The product hasn't even been announced, but almost like -- though not quite as long as -- the rumored iWatch, seems like something that should be a done deal. However, the roadmap for Gemini, the wave of Office releases coming over the next two years, says it won't be available until fall of 2014, about a year and a half from now.
The roadmap lists iOS / Android support for Office for fall of 2014. While not specifically listing whether or not the support would include the iPad (or Android tablets), one would assume that Microsoft, given that much time, would have its productivity app across smartphones and tablets.
Why is the release pushed out so far? There are at least two Gemini releases before it.
"Gemini wave 1.0" includes the "Blue" Metro-Style / Windows Store adjuncts to the core set of Office products -- namely, more touch-centric versions of Word, Excel, PowerPoint and OneNote.

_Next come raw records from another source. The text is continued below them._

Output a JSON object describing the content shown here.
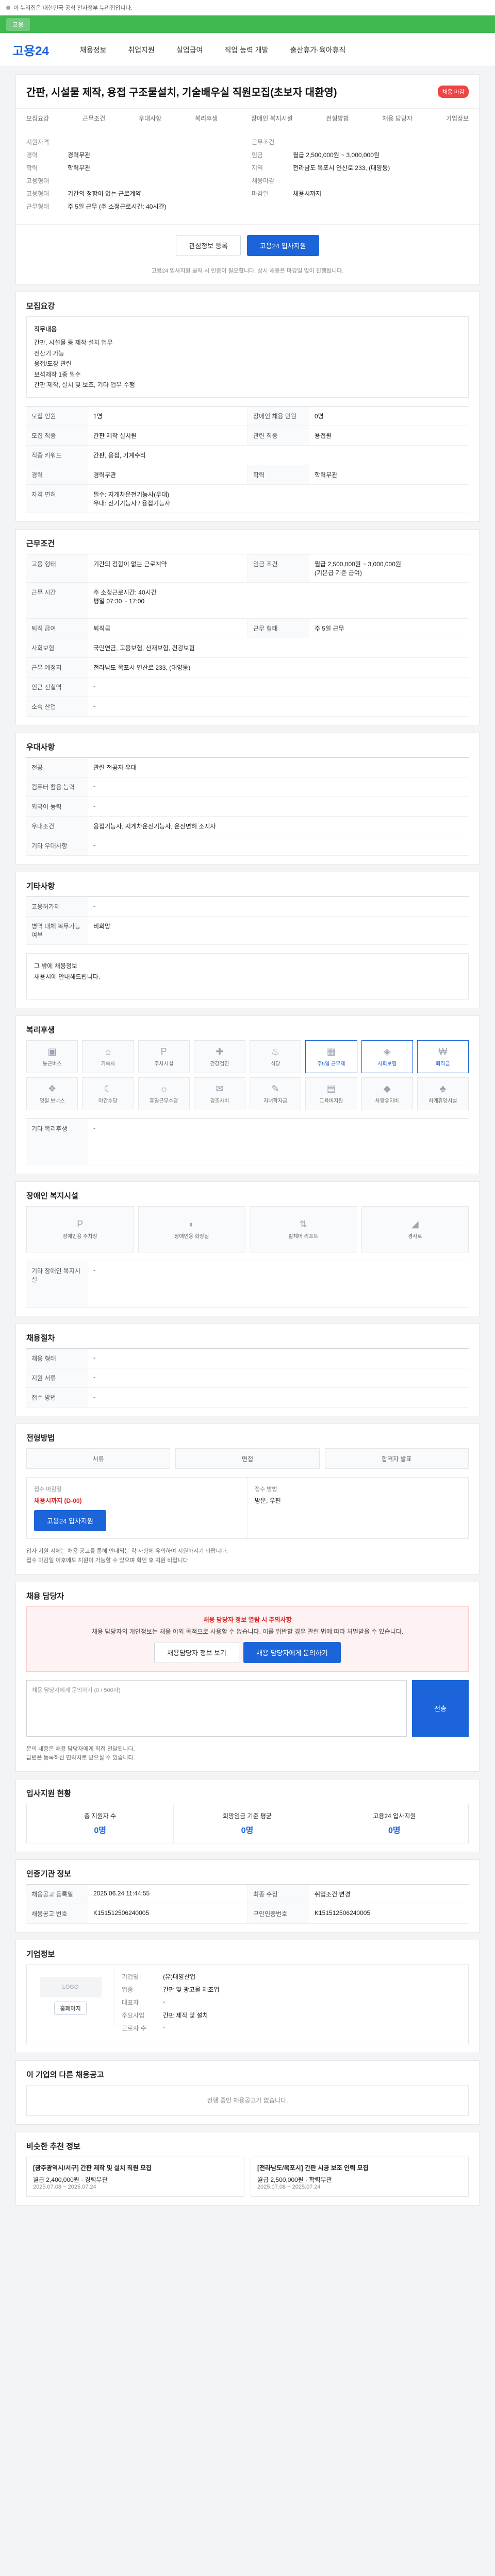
{
  "topbar": {
    "text": "이 누리집은 대한민국 공식 전자정부 누리집입니다."
  },
  "greenbar": {
    "text": "고용"
  },
  "header": {
    "logo": "고용24",
    "nav": [
      "채용정보",
      "취업지원",
      "실업급여",
      "직업 능력 개발",
      "출산휴가·육아휴직"
    ]
  },
  "job": {
    "title": "간판, 시설물 제작, 용접 구조물설치, 기술배우실 직원모집(초보자 대환영)",
    "badge": "채용 마감",
    "tabs": [
      "모집요강",
      "근무조건",
      "우대사항",
      "복리후생",
      "장애인 복지시설",
      "전형방법",
      "채용 담당자",
      "기업정보"
    ],
    "summary_left": [
      {
        "k": "지원자격",
        "v": ""
      },
      {
        "k": "경력",
        "v": "경력무관"
      },
      {
        "k": "학력",
        "v": "학력무관"
      },
      {
        "k": "고용형태",
        "v": ""
      },
      {
        "k": "고용형태",
        "v": "기간의 정함이 없는 근로계약"
      },
      {
        "k": "근무형태",
        "v": "주 5일 근무 (주 소정근로시간: 40시간)"
      }
    ],
    "summary_right": [
      {
        "k": "근무조건",
        "v": ""
      },
      {
        "k": "임금",
        "v": "월급 2,500,000원 ~ 3,000,000원"
      },
      {
        "k": "지역",
        "v": "전라남도 목포시 연산로 233, (대양동)"
      },
      {
        "k": "채용마감",
        "v": ""
      },
      {
        "k": "마감일",
        "v": "채용시까지"
      }
    ],
    "btn_scrap": "관심정보 등록",
    "btn_apply": "고용24 입사지원",
    "note": "고용24 입사지원 클릭 시 인증이 필요합니다. 상시 채용은 마감일 없이 진행됩니다."
  },
  "sections": {
    "recruit": {
      "title": "모집요강",
      "duty_label": "직무내용",
      "duty": "간판, 시설물 등 제작 설치 업무\n전산기 가능\n용접/도장 관련\n보석제작 1종 필수\n간판 제작, 설치 및 보조, 기타 업무 수행",
      "rows": [
        {
          "k": "모집 인원",
          "v": "1명",
          "k2": "장애인 채용 인원",
          "v2": "0명"
        },
        {
          "k": "모집 직종",
          "v": "간판 제작 설치원",
          "k2": "관련 직종",
          "v2": "용접원"
        },
        {
          "k": "직종 키워드",
          "v": "간판, 용접, 기계수리",
          "k2": "",
          "v2": ""
        },
        {
          "k": "경력",
          "v": "경력무관",
          "k2": "학력",
          "v2": "학력무관"
        },
        {
          "k": "자격 면허",
          "v": "필수: 지게차운전기능사(우대)\n우대: 전기기능사 / 용접기능사",
          "k2": "",
          "v2": ""
        }
      ]
    },
    "work": {
      "title": "근무조건",
      "rows": [
        {
          "k": "고용 형태",
          "v": "기간의 정함이 없는 근로계약",
          "k2": "임금 조건",
          "v2": "월급 2,500,000원 ~ 3,000,000원\n(기본급 기준 급여)"
        },
        {
          "k": "근무 시간",
          "v": "주 소정근로시간: 40시간\n평일 07:30 ~ 17:00",
          "k2": "",
          "v2": ""
        },
        {
          "k": "퇴직 급여",
          "v": "퇴직금",
          "k2": "근무 형태",
          "v2": "주 5일 근무"
        },
        {
          "k": "사회보험",
          "v": "국민연금, 고용보험, 산재보험, 건강보험",
          "k2": "",
          "v2": ""
        },
        {
          "k": "근무 예정지",
          "v": "전라남도 목포시 연산로 233, (대양동)",
          "k2": "",
          "v2": ""
        },
        {
          "k": "인근 전철역",
          "v": "-",
          "k2": "",
          "v2": ""
        },
        {
          "k": "소속 산업",
          "v": "-",
          "k2": "",
          "v2": ""
        }
      ]
    },
    "prefer": {
      "title": "우대사항",
      "rows": [
        {
          "k": "전공",
          "v": "관련 전공자 우대"
        },
        {
          "k": "컴퓨터 활용 능력",
          "v": "-"
        },
        {
          "k": "외국어 능력",
          "v": "-"
        },
        {
          "k": "우대조건",
          "v": "용접기능사, 지게차운전기능사, 운전면허 소지자"
        },
        {
          "k": "기타 우대사항",
          "v": "-"
        }
      ]
    },
    "etc": {
      "title": "기타사항",
      "rows": [
        {
          "k": "고용허가제",
          "v": "-"
        },
        {
          "k": "병역 대체 복무가능 여부",
          "v": "비희망"
        }
      ],
      "body": "그 밖에 채용정보\n채용시에 안내해드립니다."
    },
    "welfare": {
      "title": "복리후생",
      "items": [
        "통근버스",
        "기숙사",
        "주차시설",
        "건강검진",
        "식당",
        "주5일 근무제",
        "사회보험",
        "퇴직금",
        "명절 보너스",
        "야간수당",
        "휴일근무수당",
        "경조사비",
        "자녀학자금",
        "교육비지원",
        "차량유지비",
        "하계휴양시설"
      ],
      "extra_label": "기타 복리후생",
      "extra": "-"
    },
    "disabled": {
      "title": "장애인 복지시설",
      "items": [
        "장애인용 주차장",
        "장애인용 화장실",
        "휠체어 리프트",
        "경사로"
      ],
      "extra_label": "기타 장애인 복지시설",
      "extra": "-"
    },
    "hire": {
      "title": "채용절차",
      "rows": [
        {
          "k": "채용 형태",
          "v": "-"
        },
        {
          "k": "지원 서류",
          "v": "-"
        },
        {
          "k": "접수 방법",
          "v": "-"
        }
      ]
    },
    "process": {
      "title": "전형방법",
      "steps": [
        "서류",
        "면접",
        "합격자 발표"
      ],
      "apply_label": "접수 마감일",
      "apply_value": "채용시까지 (D-00)",
      "apply_btn": "고용24 입사지원",
      "method_label": "접수 방법",
      "method_value": "방문, 우편",
      "notes": [
        "입사 지원 시에는 채용 공고를 통해 안내되는 각 사항에 유의하여 지원하시기 바랍니다.",
        "접수 마감일 이후에도 지원이 가능할 수 있으며 확인 후 지원 바랍니다."
      ]
    },
    "contact": {
      "title": "채용 담당자",
      "alert_title": "채용 담당자 정보 열람 시 주의사항",
      "alert_body": "채용 담당자의 개인정보는 채용 이외 목적으로 사용할 수 없습니다. 이를 위반할 경우 관련 법에 따라 처벌받을 수 있습니다.",
      "btn_view": "채용담당자 정보 보기",
      "btn_inquiry": "채용 담당자에게 문의하기",
      "inquiry_placeholder": "채용 담당자에게 문의하기 (0 / 500자)",
      "send": "전송",
      "notes": [
        "문의 내용은 채용 담당자에게 직접 전달됩니다.",
        "답변은 등록하신 연락처로 받으실 수 있습니다."
      ]
    },
    "stats": {
      "title": "입사지원 현황",
      "items": [
        {
          "label": "총 지원자 수",
          "value": "0명"
        },
        {
          "label": "희망임금 기준 평균",
          "value": "0명"
        },
        {
          "label": "고용24 입사지원",
          "value": "0명"
        }
      ]
    },
    "info": {
      "title": "인증기관 정보",
      "rows": [
        {
          "k": "채용공고 등록일",
          "v": "2025.06.24 11:44:55",
          "k2": "최종 수정",
          "v2": "취업조건 변경"
        },
        {
          "k": "채용공고 번호",
          "v": "K151512506240005",
          "k2": "구인인증번호",
          "v2": "K151512506240005"
        }
      ]
    },
    "company": {
      "title": "기업정보",
      "logo_text": "LOGO",
      "btn_web": "홈페이지",
      "rows": [
        {
          "k": "기업명",
          "v": "(유)대양산업"
        },
        {
          "k": "업종",
          "v": "간판 및 광고물 제조업"
        },
        {
          "k": "대표자",
          "v": "-"
        },
        {
          "k": "주요사업",
          "v": "간판 제작 및 설치"
        },
        {
          "k": "근로자 수",
          "v": "-"
        }
      ]
    },
    "others": {
      "title": "이 기업의 다른 채용공고",
      "empty": "진행 중인 채용공고가 없습니다."
    },
    "similar": {
      "title": "비슷한 추천 정보",
      "items": [
        {
          "t": "[광주광역시/서구] 간판 제작 및 설치 직원 모집",
          "sub": "월급 2,400,000원 · 경력무관",
          "date": "2025.07.08 ~ 2025.07.24"
        },
        {
          "t": "[전라남도/목포시] 간판 시공 보조 인력 모집",
          "sub": "월급 2,500,000원 · 학력무관",
          "date": "2025.07.08 ~ 2025.07.24"
        }
      ]
    }
  }
}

These will work on both Windows 8 and Windows RT, but will supplement rather than replace, their current Win32 versions. The roadmap said that these apps will be available by October 2013.
"Gemini wave 1.5" is slated for April 2014. The wave will include the next version of Mac Office and an update to Office for Windows Phone. Microsoft also plans to release a version of Office customized for LSX hardware ("large screen experience" or Perceptive Pixel large-screen, multi-touch hardware) at that time.
The vague "Office RT" is also projected for April 2014. This is likely a refresh of the desktop versions of the current Office 2013 RT suite that Microsoft ported to ARM and bundled with Windows RT.
For some reason, also, it appears that Microsoft might be holding back Outlook RT until the fall (October) of 2014.
Those releases all need to be out of the way before Office for iOS / Android appears.
Still, why not push something out sooner? There's apparently a big roadblock: Apple's 30 percent cut from apps in the App Store. Microsoft -- as you might expect -- is no fan of giving nearly 1/3 of its take to Apple. While that seems to make sense, it also doesn't make sense.
Although there is no Microsoft-developed Office for iOS or Android, there are third-party apps that do quite a good job at allowing read / write functionality for Office files. An 18 month wait for an iOS / Android version might mean that those who need such functionality would have already moved on.